- Opening Delimiter -
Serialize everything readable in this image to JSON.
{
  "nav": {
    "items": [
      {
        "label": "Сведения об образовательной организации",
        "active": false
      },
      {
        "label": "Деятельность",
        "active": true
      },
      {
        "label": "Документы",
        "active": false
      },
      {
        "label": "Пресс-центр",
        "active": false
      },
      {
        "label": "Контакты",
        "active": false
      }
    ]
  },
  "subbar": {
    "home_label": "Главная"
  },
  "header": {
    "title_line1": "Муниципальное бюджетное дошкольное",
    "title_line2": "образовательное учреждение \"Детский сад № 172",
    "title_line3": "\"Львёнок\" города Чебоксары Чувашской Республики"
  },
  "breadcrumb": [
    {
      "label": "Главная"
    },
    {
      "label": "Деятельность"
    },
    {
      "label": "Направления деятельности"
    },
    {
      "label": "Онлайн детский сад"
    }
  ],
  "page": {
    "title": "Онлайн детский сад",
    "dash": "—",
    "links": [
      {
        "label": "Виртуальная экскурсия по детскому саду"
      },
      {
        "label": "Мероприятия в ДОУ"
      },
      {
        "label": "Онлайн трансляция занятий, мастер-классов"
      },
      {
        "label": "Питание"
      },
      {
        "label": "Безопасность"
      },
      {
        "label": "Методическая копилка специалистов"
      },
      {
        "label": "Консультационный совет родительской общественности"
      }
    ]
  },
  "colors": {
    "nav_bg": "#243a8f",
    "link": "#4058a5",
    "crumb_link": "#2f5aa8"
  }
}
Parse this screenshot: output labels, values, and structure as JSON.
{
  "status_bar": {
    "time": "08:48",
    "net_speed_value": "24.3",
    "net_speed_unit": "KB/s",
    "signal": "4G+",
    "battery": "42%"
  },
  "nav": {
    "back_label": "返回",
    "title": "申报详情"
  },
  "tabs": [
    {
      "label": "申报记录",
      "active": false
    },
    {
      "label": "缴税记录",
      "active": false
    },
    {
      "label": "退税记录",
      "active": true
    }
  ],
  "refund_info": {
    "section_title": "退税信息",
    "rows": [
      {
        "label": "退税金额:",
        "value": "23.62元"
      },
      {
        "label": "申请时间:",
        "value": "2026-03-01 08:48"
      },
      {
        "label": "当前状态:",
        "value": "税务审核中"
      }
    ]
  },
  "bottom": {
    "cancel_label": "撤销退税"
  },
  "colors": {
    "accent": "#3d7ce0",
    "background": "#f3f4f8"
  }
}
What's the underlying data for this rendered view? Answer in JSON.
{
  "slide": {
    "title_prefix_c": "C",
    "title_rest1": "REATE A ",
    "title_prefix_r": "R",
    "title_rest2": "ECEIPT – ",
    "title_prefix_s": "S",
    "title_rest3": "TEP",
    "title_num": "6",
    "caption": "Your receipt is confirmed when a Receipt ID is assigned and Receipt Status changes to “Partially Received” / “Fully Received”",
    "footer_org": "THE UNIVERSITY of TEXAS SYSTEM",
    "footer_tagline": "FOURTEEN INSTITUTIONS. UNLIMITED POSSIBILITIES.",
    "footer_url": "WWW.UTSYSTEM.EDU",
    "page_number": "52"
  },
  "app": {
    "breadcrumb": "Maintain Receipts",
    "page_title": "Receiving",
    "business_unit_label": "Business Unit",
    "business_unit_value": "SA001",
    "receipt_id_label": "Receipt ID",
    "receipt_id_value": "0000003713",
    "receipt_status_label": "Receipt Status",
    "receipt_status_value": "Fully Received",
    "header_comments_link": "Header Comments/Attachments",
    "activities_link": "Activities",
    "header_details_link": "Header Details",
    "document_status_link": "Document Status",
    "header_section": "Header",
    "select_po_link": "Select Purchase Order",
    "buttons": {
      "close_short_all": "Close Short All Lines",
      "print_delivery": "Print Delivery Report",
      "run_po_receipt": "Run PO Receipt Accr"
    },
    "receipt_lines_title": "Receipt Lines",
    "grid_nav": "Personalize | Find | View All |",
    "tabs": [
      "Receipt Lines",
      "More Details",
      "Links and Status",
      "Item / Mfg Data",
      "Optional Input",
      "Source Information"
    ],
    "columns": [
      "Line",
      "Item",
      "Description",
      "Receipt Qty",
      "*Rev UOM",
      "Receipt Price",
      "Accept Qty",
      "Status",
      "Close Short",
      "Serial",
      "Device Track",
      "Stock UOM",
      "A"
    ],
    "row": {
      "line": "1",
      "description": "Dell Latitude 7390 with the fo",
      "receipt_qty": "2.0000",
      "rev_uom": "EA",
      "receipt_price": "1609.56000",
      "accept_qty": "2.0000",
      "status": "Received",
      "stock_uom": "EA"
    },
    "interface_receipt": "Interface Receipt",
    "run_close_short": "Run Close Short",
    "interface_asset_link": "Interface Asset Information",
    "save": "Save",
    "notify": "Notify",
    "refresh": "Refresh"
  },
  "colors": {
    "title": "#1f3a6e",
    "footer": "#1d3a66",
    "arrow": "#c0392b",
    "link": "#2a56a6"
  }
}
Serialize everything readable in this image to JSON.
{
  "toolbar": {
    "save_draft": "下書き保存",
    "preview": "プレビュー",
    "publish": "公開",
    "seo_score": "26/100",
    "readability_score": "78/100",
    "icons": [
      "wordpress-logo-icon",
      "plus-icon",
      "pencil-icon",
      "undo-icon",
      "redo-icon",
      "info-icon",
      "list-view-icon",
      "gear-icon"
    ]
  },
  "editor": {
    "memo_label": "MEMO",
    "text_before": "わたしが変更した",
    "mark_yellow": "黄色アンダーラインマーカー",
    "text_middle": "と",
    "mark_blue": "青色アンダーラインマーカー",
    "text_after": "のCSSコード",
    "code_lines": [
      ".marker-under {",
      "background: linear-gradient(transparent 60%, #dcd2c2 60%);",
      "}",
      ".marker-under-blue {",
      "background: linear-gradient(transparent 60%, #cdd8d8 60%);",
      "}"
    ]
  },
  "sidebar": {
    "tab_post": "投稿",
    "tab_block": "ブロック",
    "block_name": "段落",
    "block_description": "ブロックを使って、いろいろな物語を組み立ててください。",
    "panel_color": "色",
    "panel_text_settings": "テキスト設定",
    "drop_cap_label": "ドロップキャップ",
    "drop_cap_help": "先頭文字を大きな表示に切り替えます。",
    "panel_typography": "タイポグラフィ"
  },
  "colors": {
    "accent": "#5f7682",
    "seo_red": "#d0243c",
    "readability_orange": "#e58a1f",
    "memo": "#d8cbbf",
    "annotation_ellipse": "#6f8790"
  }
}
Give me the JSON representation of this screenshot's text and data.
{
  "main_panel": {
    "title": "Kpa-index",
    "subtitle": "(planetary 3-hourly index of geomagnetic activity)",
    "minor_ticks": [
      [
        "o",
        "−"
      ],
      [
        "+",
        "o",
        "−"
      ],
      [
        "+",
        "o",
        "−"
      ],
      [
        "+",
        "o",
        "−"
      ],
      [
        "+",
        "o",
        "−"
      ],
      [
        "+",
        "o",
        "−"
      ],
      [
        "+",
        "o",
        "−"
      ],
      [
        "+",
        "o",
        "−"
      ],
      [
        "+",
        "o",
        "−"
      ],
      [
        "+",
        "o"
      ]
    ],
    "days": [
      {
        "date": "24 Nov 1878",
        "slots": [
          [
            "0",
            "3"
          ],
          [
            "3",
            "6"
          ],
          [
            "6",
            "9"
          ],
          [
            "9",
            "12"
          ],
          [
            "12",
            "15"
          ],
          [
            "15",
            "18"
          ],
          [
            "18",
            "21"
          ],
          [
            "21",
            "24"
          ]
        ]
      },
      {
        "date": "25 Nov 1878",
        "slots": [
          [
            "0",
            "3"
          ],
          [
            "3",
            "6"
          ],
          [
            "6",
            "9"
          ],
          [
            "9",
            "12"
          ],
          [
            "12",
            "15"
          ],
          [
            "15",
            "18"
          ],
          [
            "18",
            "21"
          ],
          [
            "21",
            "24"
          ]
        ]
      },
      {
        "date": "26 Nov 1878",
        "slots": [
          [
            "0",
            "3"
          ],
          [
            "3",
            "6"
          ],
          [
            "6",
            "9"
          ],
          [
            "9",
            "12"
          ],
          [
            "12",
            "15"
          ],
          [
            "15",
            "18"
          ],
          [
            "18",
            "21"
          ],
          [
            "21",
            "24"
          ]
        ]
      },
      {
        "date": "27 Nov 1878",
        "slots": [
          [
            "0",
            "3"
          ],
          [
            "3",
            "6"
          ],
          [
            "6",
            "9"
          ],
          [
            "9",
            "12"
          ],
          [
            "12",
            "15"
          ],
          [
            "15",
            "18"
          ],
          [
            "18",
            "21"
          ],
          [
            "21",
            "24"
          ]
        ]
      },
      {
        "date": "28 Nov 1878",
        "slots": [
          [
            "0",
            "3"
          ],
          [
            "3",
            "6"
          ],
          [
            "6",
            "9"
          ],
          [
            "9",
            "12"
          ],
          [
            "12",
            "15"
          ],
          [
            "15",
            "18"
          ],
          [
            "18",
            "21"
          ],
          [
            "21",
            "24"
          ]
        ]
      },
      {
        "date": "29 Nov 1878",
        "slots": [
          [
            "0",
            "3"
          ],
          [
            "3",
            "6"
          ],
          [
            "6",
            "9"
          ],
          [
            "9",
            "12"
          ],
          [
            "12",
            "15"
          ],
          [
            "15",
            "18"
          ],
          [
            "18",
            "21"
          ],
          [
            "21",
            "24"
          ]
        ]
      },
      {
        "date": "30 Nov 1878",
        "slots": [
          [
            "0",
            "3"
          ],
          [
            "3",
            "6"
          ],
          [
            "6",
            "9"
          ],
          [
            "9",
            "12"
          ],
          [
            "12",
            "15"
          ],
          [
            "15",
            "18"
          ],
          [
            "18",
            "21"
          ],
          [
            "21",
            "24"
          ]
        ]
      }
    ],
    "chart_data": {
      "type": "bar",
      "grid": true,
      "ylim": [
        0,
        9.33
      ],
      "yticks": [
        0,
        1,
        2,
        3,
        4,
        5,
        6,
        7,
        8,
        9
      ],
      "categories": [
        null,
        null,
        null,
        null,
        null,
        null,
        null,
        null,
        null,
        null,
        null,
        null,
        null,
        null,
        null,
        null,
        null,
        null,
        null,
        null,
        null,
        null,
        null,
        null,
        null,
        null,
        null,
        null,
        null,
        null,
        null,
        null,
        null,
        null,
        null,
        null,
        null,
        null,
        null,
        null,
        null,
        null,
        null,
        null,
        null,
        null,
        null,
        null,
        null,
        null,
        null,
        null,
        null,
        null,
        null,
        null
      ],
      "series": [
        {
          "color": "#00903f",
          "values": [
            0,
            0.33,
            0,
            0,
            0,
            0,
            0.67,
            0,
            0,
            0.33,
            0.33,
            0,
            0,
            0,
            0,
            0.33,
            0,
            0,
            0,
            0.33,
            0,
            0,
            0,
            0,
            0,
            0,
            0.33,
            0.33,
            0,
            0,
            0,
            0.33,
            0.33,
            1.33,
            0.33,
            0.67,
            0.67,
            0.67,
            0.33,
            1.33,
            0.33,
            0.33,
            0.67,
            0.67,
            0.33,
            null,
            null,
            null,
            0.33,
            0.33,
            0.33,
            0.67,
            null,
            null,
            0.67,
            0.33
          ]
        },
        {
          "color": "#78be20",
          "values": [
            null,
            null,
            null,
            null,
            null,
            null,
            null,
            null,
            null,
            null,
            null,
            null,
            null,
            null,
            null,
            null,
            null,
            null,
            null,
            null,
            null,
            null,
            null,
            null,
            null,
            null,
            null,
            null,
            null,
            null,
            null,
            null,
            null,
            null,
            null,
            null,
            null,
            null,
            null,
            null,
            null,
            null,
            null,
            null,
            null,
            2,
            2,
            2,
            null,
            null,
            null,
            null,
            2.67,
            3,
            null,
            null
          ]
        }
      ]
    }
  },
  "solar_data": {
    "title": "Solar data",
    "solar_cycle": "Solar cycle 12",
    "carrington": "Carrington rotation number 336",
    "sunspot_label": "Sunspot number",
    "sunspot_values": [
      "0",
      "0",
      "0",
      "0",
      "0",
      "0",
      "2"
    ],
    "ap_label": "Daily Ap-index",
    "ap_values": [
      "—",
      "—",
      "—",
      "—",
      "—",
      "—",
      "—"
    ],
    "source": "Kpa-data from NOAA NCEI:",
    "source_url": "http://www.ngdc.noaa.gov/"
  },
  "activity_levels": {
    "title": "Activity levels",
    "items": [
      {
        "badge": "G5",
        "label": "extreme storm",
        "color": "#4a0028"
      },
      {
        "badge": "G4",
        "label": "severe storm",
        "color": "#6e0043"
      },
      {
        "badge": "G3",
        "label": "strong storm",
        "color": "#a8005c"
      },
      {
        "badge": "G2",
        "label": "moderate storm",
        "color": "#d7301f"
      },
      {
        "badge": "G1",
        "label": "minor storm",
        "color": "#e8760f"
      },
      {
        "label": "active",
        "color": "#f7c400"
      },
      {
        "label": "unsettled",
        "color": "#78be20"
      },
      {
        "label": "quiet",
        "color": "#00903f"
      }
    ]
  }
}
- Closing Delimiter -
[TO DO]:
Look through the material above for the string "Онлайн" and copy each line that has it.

[RESULT OF THIS EXERCISE]:
      "label": "Онлайн детский сад"
    "title": "Онлайн детский сад",
        "label": "Онлайн трансляция занятий, мастер-классов"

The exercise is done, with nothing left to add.